Our experience at Mama’s was light years better than I remember it. I mean that about the food. Our server was, unfortunately, not particularly good. I hate to be so blunt about it, but I value the role a server has on the dining experience and this one fell dramatically short. It was like pleasant counter service at a fast food place not real service at a highly acclaimed (and pricey) restaurant. There was nothing offensive or even bad about our server’s delivery, attentiveness or demeanor, but it might as well have been an order we placed into a drive-thru squawk box and then ate out by the water. Given how good the food actually was, this wouldn’t have been the worst alternative, but if you are going to have table service at a high-ish end restaurant it ought to be great service. Not everyone wants to share their personal business, I get that, but have the skills to get a sense that we are interested in what you think about the menu, about the island, about flavor profiles, etc. and have that conversation. Not everyone wants that out of a dining experience, but in my opinion the servers who bother to notice what various customers want are the ones who do the best work and succeed the most (see my post about Samira from Pineapple Grill here for an example). And they are certainly the servers I look for. It reminds me of what I enjoy so much about Tiffany at Adams Avenue Grill, Blanca at Parkhouse Eatery and Ethan at El Take it Easy (all in San Diego). Three people whose opinions and demeanor enhance a dining experience because they are friendly and care about the experience people who visit have. More than once I’ve chosen between two very good places based on which one I know has better service. This stuff matters.

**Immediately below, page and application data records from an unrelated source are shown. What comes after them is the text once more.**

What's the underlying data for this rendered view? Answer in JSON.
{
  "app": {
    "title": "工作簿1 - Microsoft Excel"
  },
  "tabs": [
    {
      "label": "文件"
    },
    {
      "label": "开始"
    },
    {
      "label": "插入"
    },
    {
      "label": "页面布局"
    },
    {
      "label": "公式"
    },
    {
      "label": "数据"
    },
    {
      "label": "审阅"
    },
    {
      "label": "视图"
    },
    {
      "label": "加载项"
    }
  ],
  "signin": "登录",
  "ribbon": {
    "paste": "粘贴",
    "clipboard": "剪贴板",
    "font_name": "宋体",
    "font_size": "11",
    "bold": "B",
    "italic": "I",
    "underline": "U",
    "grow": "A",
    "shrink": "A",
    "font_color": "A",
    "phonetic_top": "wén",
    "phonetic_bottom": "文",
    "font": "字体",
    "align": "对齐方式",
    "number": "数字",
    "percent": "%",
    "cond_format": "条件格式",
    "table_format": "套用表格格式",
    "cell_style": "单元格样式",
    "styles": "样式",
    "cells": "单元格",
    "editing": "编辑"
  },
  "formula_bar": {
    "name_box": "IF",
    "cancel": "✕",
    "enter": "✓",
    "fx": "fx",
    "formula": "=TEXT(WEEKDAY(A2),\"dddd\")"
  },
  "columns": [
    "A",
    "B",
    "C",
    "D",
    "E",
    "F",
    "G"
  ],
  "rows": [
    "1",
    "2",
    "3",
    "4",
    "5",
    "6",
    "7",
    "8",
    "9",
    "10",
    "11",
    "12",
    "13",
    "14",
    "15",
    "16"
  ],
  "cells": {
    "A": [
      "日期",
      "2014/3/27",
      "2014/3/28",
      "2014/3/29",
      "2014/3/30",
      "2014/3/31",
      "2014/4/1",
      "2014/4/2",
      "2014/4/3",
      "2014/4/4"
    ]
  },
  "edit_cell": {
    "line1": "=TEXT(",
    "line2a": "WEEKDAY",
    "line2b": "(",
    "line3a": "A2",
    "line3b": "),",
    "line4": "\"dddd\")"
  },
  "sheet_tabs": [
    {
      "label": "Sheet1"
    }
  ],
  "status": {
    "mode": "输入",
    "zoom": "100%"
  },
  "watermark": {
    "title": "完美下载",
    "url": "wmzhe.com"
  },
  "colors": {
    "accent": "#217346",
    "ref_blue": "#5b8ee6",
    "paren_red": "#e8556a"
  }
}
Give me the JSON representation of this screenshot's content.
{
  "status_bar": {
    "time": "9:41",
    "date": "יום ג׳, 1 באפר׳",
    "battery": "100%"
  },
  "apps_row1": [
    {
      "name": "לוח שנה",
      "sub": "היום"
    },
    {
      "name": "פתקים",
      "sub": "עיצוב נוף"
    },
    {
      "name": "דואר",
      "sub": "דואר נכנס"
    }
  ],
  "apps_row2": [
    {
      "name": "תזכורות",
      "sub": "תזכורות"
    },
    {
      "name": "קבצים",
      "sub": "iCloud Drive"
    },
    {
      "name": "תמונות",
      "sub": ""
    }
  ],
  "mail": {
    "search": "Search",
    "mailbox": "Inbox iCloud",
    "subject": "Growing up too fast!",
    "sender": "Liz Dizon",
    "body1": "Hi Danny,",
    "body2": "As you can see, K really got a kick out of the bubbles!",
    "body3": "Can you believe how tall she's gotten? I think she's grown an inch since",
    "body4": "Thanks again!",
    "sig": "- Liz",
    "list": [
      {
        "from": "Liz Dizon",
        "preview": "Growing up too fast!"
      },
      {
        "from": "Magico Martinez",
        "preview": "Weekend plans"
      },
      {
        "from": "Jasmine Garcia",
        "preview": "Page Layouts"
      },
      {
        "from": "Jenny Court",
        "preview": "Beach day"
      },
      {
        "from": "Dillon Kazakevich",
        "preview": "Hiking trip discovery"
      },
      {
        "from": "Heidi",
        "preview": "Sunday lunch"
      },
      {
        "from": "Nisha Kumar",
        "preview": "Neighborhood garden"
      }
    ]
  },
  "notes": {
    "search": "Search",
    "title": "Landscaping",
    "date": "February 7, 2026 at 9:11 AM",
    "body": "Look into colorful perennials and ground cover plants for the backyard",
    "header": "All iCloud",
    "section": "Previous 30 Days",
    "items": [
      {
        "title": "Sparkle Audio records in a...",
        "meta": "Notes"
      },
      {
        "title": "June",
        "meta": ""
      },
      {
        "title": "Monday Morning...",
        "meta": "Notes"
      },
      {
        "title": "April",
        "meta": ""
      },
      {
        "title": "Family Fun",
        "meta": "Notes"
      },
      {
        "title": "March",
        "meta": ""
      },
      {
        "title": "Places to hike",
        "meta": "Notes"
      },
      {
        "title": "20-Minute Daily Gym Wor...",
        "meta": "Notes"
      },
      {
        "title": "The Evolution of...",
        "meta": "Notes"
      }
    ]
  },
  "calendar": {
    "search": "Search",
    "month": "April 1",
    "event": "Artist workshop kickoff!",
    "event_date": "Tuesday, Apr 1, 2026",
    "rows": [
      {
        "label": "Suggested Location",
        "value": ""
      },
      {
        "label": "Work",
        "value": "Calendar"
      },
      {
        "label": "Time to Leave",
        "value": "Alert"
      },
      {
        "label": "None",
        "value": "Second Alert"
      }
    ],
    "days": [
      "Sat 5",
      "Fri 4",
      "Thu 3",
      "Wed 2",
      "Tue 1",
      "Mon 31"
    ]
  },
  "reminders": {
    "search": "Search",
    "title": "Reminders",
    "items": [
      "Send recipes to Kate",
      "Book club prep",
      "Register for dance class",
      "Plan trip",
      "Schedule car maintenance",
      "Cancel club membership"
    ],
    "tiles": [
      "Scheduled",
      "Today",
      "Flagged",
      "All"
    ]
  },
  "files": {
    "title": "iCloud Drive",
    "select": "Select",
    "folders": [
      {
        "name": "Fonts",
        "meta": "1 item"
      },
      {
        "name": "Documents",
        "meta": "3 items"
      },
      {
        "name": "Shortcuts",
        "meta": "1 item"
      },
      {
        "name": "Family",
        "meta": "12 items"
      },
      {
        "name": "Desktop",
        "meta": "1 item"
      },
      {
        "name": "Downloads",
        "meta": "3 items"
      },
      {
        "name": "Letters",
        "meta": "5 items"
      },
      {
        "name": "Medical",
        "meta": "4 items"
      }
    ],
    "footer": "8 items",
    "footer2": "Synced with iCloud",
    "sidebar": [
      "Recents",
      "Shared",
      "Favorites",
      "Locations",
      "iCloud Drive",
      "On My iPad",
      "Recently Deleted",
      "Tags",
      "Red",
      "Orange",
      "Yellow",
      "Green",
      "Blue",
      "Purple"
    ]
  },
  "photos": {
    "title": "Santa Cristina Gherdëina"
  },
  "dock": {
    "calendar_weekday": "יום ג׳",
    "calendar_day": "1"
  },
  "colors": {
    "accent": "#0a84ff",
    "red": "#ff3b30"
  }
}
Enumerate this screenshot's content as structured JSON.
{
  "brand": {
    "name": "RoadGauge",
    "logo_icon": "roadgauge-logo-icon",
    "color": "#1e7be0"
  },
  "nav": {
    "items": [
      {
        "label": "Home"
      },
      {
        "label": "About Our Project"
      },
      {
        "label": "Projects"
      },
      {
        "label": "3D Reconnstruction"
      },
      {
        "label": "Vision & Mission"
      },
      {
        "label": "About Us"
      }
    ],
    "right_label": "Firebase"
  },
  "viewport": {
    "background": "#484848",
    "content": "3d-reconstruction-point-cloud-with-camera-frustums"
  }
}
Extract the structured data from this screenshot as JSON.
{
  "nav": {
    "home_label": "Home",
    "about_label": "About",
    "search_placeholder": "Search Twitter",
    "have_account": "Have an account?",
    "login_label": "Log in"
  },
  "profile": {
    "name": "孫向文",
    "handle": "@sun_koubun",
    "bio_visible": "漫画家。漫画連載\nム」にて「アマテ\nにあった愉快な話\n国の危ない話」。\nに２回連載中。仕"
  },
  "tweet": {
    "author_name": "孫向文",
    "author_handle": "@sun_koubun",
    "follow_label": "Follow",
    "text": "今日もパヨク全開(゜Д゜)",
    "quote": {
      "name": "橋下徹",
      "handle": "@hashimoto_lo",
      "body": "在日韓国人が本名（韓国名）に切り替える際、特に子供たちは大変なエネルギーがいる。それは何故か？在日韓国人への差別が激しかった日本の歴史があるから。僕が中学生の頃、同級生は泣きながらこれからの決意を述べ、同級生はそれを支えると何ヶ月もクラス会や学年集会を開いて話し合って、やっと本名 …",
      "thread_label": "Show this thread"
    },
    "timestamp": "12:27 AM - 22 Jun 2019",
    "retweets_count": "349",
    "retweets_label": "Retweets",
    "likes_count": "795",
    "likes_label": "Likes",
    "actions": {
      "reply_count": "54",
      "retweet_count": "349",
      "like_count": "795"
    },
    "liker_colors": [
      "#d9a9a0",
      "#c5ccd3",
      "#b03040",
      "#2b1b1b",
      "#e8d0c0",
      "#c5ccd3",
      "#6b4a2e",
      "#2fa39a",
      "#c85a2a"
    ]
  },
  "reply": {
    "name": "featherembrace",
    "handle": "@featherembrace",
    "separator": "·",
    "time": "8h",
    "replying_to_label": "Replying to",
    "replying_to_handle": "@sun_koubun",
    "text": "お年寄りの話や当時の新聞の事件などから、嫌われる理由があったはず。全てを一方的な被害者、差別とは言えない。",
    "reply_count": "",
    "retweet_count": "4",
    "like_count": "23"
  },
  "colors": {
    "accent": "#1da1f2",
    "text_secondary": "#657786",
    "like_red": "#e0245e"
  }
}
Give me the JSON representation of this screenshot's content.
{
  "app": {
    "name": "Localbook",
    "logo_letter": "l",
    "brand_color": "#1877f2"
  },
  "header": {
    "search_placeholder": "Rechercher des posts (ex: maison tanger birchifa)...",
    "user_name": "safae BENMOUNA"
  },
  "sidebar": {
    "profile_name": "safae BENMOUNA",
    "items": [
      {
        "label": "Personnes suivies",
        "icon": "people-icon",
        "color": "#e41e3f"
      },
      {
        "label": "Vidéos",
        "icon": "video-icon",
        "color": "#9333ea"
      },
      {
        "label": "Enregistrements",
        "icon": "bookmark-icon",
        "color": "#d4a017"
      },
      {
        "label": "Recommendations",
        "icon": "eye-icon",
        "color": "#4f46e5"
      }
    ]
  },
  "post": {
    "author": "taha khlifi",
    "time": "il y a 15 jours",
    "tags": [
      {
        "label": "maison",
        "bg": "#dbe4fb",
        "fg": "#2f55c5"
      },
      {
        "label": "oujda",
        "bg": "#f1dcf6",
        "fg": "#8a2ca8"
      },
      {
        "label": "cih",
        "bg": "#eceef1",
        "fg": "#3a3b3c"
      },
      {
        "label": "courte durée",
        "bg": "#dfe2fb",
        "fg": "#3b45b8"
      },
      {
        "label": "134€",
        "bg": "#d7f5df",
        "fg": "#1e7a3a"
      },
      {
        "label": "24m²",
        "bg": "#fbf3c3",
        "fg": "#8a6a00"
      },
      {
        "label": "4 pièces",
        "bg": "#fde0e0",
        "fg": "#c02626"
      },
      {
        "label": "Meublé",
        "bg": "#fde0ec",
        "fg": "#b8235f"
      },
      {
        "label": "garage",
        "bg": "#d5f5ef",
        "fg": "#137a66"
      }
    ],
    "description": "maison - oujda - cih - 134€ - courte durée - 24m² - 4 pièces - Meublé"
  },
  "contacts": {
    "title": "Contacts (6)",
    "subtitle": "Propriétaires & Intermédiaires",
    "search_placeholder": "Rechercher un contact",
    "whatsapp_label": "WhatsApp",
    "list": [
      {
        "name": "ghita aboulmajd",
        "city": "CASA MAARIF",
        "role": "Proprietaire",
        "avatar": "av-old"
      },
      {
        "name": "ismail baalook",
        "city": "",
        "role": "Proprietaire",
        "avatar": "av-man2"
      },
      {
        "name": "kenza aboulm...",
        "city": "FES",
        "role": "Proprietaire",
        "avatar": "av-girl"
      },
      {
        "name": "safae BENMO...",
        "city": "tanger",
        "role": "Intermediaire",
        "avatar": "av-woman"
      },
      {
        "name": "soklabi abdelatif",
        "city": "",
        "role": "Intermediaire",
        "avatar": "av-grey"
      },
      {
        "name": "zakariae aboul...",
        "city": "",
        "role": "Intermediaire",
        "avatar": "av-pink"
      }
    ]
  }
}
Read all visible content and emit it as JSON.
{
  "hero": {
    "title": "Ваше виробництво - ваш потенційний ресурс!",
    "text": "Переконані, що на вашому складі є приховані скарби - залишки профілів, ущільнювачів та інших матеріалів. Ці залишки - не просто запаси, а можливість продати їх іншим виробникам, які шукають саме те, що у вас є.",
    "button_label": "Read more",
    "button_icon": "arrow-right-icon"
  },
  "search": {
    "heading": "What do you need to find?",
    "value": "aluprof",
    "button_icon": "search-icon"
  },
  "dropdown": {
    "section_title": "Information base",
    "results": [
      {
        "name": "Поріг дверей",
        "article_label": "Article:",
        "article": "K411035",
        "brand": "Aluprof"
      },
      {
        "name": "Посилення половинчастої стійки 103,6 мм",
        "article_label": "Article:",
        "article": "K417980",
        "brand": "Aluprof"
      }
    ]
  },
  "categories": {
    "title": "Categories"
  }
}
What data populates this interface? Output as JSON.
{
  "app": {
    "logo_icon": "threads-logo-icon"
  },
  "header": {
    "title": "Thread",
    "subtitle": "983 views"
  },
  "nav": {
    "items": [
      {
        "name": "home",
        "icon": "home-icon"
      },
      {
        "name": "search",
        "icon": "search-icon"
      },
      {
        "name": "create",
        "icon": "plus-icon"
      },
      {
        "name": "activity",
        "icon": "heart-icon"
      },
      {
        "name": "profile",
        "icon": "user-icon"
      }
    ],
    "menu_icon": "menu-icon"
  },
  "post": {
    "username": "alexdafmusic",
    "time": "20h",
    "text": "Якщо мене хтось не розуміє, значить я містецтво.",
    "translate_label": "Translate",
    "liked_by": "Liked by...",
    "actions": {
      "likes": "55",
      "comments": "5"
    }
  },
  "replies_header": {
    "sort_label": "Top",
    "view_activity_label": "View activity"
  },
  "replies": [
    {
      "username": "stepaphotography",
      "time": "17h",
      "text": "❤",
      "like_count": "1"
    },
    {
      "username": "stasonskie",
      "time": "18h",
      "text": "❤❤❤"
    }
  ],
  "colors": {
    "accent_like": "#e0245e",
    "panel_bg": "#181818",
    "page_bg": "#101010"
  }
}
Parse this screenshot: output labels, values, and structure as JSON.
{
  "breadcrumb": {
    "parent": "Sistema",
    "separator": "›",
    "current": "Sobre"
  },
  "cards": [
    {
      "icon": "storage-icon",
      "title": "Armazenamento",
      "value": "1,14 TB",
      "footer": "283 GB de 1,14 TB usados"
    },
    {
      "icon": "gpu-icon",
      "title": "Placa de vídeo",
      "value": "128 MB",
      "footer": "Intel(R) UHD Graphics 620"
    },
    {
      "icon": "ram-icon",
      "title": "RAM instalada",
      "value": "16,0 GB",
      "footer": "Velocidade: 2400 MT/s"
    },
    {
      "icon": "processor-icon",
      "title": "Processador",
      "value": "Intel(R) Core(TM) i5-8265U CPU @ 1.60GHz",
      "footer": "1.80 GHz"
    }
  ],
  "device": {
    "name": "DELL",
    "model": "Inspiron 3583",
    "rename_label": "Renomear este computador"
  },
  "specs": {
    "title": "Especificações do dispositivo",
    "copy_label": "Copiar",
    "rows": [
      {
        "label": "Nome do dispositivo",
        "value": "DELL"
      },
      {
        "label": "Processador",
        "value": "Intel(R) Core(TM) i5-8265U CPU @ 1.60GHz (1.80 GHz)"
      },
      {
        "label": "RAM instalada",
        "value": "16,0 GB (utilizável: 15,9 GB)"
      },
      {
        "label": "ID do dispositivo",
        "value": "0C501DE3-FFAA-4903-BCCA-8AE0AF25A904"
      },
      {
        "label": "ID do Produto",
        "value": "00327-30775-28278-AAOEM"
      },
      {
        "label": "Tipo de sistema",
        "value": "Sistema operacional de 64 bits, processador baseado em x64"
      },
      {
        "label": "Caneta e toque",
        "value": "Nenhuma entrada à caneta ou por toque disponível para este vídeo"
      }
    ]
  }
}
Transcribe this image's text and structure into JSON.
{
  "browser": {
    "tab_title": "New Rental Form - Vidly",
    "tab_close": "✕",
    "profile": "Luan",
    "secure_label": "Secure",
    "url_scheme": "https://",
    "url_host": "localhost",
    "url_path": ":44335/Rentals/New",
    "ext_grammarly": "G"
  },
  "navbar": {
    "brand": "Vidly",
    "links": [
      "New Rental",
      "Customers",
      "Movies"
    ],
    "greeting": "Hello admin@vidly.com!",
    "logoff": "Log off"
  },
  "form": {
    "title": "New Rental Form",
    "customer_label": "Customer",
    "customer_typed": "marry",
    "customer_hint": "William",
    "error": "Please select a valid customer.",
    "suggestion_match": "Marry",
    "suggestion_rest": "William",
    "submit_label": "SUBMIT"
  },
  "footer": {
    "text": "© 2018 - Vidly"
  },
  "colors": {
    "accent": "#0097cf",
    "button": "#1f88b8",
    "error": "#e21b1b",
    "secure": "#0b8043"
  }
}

The location of Mama’s is stunning, and it’s not too far from the town of Paia (which I wrote about here), plus the food is really spectacular. So my slightly overzealous critique of the service notwithstanding, this is a place not to be missed. It is an expensive place to eat by most reasonable standards, but the food is damn good and you don’t vacation on Maui because you are looking to save money. In fact, I’m reminded of this little gem that I borrowed from the site of Tommy Gomes of Catalina Offshore Products.
Over the course of the rest of the day we dropped in on this little place called Guava, Gouda & Caviar in Wailea Gateway close to our new digs in South Maui.
I mention this place for a couple reasons. First, it’s a convenient alternative to spending a ton of money if you want to get stuff for lunch or a picnic. Second, well no, that’s really the only reason I mentioned it. The store clerks were both extremely friendly and helpful and despite their recommendation to check out Hali’Imaile General Store in Up Country, our visit helped nudge us towards a great dining experience later in the trip at Monkeypod Kitchen (more on that later). GG&C turned out to have a wide selection of wine and cheese and the owner was in the process of developing an on-island farm, so at least some of the items would soon be more locally produced.
In addition to the above delights, GG&C also happened to have a little Craft Beer on hand. There aren’t as many great places for quality beer as there are in San Diego (over 60 breweries, guide here), but Maui Brewing Company has some very good stuff. With the end of the world temporarily behind us, I cracked open one of their tributes to the Maya (the Aloha B’ak’tun, with its chili and cocoa, was a favorite – pictured below)
Our transition from the pseudo-city environs of Lahaina to the more resort like atmosphere of Wailea now complete, we nestled in to while away Day 6 with this in our field of view.
This all set the stage for some very fun adventures to come. Click here to return to the index of our March 2013 trip to Maui.